UNKNOWN: This anger, it says nothing about Taylor Swift. It says everything about the men bothered by it.
WIRE (voice-over): It's pretty clear that this has all been quite divisive. Some supporting Tay-Tay, but others?
(TAYLOR SWIFT MUSIC PLAYING)
UNKNOWN: We are boycotting any T-Swift songs.
And it's hard for me because I have her on my playlist, my running playlist and everything. So, but if she pops up on the radio.
UNKNOWN: She's dead to you this week.
UNKNOWN: And my oldest son, Max and I are big Swifties. Nope, she's dead to us this week.
WIRE (voice-over): Now, listen to this. Taylor's favorite number is 13.
SWIFT: This is my 13th Grammy which is my lucky number. I don't know if I've ever told you that.
WIRE: This is Super Bowl 58. Five plus eight is 13. The game's being played on two-eleven. Two plus 11, 13. The Chiefs opponent, the 49ers. Four
plus nine is, you get it. But seriously though, this will be Taylor's 13th game this season, leaving some conspiracy theorists to think the NFL is
UNKNOWN: I don't think I'm that good a scripter or anybody on our staff.
UNKNOWN: Has this first ever Vegas Super Bowl matchup been Taylor made?
WIRE: Yes, it's true. Many online saying that getting the Chiefs in the Super Bowl so Swifties can boost ratings even further was the NFL's plan
all along. Hey, listen, we have some actual football being played, too. It's going to be a heck of a game. And by the way, Zain Asher, we have
Usher doing the half-time performance, too. We'll have that and Swiftie Mania coming in just two days.
ASHER: Not enough people focused on Usher, though. Everybody focused on Taylor Swift. NFL, of course, laughing all the way to the bank on that one.

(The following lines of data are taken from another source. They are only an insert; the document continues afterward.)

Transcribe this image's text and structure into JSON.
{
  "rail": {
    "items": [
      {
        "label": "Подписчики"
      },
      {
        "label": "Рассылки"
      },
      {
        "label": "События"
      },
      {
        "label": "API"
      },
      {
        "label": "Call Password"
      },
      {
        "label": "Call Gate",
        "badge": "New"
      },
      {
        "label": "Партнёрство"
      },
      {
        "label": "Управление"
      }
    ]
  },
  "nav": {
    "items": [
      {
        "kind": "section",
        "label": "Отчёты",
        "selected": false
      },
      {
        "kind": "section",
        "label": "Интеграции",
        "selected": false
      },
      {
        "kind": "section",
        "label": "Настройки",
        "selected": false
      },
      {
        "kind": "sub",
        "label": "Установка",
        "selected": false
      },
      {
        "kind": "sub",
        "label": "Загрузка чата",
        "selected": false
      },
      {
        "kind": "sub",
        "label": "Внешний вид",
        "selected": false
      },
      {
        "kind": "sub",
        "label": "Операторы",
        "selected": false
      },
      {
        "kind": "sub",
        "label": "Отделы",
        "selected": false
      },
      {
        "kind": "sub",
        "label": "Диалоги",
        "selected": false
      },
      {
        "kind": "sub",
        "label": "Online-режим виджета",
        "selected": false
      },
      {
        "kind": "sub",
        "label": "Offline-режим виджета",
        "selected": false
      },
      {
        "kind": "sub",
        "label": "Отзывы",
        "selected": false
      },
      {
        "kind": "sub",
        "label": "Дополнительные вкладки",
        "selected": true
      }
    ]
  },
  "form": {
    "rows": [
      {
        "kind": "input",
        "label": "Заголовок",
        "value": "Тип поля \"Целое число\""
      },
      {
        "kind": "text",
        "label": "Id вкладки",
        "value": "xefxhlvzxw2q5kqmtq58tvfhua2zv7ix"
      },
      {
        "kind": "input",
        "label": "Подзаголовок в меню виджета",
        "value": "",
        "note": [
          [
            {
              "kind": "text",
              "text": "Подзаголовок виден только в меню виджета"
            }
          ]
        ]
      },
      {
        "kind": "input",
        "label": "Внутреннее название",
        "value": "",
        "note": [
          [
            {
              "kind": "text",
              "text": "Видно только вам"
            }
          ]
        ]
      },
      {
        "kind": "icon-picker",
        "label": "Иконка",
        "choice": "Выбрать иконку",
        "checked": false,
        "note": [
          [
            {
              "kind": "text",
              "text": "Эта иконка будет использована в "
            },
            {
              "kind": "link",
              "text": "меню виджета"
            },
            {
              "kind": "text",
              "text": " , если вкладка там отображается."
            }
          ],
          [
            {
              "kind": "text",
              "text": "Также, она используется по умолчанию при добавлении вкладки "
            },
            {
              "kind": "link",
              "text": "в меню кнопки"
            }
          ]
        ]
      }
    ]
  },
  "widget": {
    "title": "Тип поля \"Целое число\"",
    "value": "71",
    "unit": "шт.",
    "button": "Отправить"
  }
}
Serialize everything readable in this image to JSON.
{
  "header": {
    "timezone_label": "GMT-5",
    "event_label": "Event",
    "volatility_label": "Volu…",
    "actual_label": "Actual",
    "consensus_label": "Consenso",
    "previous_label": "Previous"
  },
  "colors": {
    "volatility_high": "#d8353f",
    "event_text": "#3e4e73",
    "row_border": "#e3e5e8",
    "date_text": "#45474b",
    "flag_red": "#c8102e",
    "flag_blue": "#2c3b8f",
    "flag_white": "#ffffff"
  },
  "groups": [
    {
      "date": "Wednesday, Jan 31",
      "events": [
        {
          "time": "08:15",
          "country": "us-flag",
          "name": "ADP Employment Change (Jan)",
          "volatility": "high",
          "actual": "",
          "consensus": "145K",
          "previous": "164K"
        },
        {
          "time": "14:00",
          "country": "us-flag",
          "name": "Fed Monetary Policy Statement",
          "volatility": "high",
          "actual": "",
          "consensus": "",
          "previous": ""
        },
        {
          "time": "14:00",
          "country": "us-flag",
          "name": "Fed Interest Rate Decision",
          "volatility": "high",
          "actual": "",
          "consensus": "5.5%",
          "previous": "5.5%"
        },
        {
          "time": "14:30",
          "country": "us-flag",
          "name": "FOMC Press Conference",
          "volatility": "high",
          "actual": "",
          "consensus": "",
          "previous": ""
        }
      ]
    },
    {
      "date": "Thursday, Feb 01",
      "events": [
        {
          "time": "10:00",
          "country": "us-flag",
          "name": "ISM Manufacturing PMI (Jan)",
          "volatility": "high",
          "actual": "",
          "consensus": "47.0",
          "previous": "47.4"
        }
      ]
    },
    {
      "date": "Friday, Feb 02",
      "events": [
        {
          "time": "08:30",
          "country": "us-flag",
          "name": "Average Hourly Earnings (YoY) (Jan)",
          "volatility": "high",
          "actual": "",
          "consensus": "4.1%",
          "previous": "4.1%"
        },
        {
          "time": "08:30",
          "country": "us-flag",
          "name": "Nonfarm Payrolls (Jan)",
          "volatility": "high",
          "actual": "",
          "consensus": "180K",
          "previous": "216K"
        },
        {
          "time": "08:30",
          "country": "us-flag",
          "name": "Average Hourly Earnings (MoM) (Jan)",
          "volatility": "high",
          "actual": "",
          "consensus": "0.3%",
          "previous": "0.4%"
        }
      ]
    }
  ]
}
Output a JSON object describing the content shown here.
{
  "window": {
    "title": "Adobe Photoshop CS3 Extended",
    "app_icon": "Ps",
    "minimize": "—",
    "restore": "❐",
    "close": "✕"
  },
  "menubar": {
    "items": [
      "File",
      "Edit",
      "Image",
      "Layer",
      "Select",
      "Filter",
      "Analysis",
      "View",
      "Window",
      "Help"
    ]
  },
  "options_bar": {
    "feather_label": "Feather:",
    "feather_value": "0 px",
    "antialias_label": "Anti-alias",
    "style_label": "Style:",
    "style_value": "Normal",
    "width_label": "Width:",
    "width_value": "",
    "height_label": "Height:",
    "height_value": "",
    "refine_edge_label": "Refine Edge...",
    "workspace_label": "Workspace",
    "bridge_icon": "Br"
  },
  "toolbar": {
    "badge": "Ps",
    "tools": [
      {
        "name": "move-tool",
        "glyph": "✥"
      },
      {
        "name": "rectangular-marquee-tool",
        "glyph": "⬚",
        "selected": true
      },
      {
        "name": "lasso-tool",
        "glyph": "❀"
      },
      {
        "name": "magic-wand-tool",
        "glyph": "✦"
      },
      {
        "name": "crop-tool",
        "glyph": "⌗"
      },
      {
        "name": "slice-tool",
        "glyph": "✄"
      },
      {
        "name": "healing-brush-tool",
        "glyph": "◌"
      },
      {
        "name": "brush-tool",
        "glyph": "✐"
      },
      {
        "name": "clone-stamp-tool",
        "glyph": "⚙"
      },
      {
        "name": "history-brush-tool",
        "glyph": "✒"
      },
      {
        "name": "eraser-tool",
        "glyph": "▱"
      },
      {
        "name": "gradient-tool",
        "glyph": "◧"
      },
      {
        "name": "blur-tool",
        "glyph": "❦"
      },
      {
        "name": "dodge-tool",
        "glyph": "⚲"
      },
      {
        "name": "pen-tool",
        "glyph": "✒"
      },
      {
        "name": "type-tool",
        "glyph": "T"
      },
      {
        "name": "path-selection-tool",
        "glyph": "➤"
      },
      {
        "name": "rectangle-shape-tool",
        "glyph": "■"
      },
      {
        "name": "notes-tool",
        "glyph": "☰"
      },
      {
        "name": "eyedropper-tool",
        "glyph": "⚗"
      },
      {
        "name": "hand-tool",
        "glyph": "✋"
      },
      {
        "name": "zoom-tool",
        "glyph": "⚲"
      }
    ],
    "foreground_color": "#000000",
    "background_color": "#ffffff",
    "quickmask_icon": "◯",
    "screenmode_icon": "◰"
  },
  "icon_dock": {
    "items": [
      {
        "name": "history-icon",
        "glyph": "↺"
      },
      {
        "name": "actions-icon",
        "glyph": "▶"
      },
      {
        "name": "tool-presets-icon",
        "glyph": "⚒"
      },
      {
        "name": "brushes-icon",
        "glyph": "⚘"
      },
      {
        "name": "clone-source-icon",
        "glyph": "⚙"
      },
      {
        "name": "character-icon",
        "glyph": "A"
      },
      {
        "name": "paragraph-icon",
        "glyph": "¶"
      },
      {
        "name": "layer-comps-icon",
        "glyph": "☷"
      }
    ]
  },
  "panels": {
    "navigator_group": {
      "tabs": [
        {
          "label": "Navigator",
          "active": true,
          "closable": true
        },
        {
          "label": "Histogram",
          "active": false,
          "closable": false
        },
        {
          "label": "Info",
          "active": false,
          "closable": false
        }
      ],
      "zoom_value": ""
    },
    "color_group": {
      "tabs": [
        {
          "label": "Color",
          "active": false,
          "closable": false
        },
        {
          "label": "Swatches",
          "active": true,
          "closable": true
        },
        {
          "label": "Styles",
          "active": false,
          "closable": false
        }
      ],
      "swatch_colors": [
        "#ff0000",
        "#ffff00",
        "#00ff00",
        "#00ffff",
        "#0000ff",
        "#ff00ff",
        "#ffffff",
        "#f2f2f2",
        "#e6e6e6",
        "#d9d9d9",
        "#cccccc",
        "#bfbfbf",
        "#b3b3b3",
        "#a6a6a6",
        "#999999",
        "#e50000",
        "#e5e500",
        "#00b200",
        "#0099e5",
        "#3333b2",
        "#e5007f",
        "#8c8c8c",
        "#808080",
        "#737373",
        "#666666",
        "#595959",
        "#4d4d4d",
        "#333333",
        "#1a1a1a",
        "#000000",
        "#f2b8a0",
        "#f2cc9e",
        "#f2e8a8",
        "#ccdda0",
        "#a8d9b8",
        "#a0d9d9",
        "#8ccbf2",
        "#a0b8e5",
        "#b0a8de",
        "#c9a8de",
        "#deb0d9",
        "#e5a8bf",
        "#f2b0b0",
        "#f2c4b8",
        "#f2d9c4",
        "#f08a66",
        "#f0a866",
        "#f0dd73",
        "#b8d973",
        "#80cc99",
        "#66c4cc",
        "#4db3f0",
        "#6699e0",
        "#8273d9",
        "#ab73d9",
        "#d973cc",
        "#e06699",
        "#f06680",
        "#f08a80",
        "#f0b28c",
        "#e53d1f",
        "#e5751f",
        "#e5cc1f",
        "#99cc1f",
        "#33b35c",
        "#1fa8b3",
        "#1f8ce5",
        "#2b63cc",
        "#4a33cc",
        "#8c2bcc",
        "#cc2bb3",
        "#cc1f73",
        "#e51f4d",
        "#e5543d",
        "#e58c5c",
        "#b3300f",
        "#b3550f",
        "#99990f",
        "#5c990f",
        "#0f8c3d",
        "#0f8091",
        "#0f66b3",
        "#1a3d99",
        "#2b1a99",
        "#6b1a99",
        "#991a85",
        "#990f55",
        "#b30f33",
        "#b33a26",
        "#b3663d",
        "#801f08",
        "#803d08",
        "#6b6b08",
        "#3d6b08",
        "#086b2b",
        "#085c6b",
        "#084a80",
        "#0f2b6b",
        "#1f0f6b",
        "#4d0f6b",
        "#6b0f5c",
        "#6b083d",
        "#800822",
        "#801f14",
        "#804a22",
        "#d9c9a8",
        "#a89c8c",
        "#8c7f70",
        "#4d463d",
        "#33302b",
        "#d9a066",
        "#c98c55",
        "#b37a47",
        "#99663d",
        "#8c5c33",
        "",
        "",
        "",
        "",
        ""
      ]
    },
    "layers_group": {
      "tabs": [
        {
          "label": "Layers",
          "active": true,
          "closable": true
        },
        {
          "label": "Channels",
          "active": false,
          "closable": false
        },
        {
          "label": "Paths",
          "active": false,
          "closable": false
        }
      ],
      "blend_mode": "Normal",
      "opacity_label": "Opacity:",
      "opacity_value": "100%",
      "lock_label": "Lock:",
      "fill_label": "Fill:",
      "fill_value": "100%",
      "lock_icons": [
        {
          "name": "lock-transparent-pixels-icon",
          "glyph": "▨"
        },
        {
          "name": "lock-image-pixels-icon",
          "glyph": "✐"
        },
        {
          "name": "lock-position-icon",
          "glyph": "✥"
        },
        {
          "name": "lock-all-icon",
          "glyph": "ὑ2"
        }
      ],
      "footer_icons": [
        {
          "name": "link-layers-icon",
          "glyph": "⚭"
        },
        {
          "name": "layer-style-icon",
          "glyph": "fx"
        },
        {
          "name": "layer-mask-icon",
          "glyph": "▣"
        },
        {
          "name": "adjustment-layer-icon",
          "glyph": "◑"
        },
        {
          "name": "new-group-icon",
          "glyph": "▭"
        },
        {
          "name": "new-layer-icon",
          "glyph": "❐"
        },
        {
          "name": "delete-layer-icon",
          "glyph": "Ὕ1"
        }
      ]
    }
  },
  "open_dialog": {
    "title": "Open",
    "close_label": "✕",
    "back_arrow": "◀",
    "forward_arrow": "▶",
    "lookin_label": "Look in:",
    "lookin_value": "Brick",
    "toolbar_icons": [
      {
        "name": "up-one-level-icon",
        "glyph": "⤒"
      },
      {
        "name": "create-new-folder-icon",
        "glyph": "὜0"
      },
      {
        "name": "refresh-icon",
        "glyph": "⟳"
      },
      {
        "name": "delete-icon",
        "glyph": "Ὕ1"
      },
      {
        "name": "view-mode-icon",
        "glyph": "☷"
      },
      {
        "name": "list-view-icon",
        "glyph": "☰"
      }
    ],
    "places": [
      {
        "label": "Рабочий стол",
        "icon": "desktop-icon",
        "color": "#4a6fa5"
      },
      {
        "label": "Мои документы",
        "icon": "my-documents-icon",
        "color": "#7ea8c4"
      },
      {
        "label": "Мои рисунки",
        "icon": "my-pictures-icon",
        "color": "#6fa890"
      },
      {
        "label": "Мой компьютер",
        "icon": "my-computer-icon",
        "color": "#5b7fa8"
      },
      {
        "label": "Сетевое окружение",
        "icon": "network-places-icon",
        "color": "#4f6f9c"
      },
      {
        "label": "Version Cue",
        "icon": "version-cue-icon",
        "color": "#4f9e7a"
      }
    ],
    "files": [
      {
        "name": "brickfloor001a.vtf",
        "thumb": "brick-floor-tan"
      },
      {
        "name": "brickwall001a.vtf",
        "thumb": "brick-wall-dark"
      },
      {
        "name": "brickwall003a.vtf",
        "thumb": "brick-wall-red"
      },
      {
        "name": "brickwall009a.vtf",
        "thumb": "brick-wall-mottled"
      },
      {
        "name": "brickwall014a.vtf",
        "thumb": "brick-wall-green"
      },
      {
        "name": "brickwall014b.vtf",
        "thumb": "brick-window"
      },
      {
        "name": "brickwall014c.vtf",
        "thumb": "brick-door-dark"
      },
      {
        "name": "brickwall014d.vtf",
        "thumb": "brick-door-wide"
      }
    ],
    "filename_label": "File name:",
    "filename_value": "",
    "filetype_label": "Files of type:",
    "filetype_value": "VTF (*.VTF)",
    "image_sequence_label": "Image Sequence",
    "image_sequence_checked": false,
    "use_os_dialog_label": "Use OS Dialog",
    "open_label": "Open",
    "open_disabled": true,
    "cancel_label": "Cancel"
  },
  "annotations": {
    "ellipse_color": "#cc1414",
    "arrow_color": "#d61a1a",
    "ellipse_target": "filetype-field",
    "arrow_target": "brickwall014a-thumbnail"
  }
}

All right, that does it for us for this hour of ONE WORLD. I'm Zain Asher. Thank you so much for watching. "AMANPOUR" is up next. Have a great